Honan’s declaration of evil is a riff on Google’s famous unofficial motto, “Don’t be evil,” which was apparently proposed by staffers Paul Buchheit and Amit Patel at a 2001 meeting. Google continues to saying that not being evil is one of its core principles to this day. So the fact that Honan and others are saying that the company has finally crossed an ethical line into evilhood is a unique, sad moment in Google history.

Except…

People have been accusing Google of being evil–or at least wondering whether it has become so–for almost as long as Google has been claiming that it isn’t evil. I can’t lay my hands on any examples from 2001 or 2002, but it became a hot topic in 2003 and has never let up.
Continue Reading →


6 comments

What if Google Helped Eliminate the iPhone 4S and iCloud From the Market?

Wow. FOSS Patents’ Florian Mueller, the go-to blogger for analysis of the mobile patent wars, says that Google has given Motorola Mobility, which it’s in the process of acquiring, permission to seek an injunction preventing Apple from selling the iPhone 4S and iCloud. Steve Jobs told biographer Walter Isaacson he was willing to go “thermonuclear” on Android; the longer these lawsuits last and the nastier they get, the more the whole thing does start to feel like warfare.


3 comments

A Look at Ice Cream Sandwich for Tablets

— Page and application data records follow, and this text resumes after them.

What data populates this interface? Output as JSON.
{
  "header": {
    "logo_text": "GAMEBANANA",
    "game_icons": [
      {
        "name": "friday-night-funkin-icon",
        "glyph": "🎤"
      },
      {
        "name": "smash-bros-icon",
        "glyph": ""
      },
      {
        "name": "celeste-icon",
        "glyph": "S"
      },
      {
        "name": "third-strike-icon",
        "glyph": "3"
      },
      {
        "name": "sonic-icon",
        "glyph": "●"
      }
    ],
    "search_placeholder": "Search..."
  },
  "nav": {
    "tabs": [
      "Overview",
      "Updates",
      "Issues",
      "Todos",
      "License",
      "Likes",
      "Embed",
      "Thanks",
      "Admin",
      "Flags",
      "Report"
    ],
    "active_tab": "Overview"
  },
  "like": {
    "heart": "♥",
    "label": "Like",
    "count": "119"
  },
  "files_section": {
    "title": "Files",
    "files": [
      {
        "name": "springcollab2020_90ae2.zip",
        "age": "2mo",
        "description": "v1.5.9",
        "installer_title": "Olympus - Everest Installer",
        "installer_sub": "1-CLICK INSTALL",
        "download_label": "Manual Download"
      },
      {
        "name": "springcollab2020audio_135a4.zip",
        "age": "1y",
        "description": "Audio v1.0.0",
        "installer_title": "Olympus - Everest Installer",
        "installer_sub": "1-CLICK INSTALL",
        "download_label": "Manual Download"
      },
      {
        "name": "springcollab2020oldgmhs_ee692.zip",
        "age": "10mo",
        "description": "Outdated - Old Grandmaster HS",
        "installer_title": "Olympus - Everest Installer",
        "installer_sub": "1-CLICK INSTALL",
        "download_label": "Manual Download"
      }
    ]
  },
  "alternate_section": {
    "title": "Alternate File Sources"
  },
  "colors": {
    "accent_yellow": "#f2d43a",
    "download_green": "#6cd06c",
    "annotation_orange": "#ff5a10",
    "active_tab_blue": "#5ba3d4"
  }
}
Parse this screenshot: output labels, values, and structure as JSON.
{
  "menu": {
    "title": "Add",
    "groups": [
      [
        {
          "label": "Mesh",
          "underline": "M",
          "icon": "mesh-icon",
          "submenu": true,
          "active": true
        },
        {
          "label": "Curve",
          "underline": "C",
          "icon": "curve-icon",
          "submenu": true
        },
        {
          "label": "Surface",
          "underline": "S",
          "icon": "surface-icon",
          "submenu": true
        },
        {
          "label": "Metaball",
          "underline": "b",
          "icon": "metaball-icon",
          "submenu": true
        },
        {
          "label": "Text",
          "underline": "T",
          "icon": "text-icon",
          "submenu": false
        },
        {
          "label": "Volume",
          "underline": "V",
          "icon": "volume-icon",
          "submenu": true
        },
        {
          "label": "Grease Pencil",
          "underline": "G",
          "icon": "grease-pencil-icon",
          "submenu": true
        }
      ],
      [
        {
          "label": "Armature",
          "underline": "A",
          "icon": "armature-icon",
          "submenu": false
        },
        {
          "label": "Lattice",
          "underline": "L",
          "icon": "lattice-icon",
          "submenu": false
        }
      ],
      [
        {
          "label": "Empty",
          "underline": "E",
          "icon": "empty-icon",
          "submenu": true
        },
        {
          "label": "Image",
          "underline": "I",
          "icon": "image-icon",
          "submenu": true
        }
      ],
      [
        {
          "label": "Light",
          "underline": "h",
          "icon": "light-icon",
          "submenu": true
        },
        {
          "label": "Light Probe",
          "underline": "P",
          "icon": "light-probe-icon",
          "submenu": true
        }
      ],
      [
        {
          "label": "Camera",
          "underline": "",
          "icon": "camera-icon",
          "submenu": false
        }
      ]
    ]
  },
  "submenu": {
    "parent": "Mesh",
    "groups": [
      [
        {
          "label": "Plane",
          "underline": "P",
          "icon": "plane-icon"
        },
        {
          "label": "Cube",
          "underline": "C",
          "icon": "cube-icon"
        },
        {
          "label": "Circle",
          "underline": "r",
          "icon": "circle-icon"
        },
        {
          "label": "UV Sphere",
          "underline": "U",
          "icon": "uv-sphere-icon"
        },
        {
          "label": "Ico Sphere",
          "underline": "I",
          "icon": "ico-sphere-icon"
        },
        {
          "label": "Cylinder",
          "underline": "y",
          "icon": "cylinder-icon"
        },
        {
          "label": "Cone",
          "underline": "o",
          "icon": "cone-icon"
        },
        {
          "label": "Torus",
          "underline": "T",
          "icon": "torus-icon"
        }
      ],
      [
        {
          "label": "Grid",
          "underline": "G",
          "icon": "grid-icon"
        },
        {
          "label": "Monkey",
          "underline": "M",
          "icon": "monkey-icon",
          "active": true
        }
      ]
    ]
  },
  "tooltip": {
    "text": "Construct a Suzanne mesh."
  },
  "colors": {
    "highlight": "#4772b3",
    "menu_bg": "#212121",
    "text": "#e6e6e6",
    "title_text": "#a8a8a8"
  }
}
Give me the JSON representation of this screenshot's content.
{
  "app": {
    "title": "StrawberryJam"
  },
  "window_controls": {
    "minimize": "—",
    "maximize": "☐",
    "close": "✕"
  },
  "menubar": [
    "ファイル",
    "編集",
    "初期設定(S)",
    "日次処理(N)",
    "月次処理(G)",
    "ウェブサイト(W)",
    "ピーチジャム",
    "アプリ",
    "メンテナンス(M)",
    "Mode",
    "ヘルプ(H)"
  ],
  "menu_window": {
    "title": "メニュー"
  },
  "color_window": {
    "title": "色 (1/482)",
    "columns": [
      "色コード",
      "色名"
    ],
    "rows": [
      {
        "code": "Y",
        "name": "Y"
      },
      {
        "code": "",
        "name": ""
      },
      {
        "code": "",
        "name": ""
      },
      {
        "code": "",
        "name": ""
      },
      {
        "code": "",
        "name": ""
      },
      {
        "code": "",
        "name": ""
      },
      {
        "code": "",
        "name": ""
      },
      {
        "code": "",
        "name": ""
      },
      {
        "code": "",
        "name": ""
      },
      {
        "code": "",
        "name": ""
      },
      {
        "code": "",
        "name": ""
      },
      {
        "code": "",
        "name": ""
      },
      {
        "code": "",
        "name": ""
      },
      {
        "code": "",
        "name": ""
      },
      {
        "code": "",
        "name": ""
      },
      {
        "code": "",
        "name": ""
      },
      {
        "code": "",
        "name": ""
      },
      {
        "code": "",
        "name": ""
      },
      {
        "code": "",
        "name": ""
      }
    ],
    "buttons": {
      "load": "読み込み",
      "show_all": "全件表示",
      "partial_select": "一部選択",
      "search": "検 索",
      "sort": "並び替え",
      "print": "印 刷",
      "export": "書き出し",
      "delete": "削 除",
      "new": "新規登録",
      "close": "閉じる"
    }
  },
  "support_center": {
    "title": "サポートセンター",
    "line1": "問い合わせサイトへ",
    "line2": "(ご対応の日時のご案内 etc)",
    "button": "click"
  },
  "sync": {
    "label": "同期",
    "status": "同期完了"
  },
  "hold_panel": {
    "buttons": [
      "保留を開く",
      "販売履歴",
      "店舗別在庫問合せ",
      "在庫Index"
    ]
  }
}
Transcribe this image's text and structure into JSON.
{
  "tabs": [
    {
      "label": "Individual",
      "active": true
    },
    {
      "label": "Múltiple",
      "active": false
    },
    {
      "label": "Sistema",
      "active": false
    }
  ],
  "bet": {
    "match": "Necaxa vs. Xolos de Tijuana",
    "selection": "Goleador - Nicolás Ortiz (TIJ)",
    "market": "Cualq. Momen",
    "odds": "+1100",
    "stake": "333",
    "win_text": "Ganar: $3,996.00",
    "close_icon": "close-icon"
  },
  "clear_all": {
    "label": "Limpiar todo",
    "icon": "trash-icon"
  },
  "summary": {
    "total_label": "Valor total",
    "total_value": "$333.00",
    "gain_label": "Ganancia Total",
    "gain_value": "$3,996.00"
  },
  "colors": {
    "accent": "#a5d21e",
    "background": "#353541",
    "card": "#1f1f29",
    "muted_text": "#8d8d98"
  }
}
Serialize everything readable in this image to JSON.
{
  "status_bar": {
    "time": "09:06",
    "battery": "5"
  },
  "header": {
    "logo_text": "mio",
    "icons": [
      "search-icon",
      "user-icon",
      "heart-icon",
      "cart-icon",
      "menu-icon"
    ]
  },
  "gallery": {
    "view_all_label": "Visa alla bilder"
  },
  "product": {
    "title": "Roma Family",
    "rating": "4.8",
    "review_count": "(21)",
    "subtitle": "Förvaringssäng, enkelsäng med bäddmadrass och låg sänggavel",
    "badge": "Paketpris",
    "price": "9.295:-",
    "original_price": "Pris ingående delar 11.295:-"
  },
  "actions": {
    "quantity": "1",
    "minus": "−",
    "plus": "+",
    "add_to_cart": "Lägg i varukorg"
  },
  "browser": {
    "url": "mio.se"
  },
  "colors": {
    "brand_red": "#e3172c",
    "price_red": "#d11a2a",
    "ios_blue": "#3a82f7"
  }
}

Ice Cream Sandwich tablet
I’m still hoping that Android 4.0 Ice Cream Sandwich will help make Android tablets interesting to consumers in a way that Honeycomb-based Android tablets have not been. I haven’t tried one for myself yet. But JR Raphael of Computerworld has an Asus Transformer Prime with ICS–and he’s put together a nice walkthrough of the interface.


4 comments

Life is Not a Picnik: Google Closes Its Cool Photo-Editing Service

Okay, it looks like Google really is serious about its oft-stated plans to focus on fewer services and do them better. (Also known as “more wood behind fewer arrows.”) It’s announced that it’s shuttering even more offerings, and one of them is Picnik, the excellent online photo editor which it bought in 2010.

The closure isn’t abrupt or catastrophic. Google is giving Picnik users plenty of warning–the service isn’t going away until April 19th–and they’ll be able to download their photos. But unlike some of Google’s shutdowns, closing Picnik isn’t a tacit acknowledgment that a service never found an audience. (I never heard of Google’s Gmail Message Continuity and Social Graph API until the company said they were going away.) Picnik is popular, and it’s good, and the world will be a sadder place place without it–at least for folks who already know and love it.

Continue Reading →


116 comments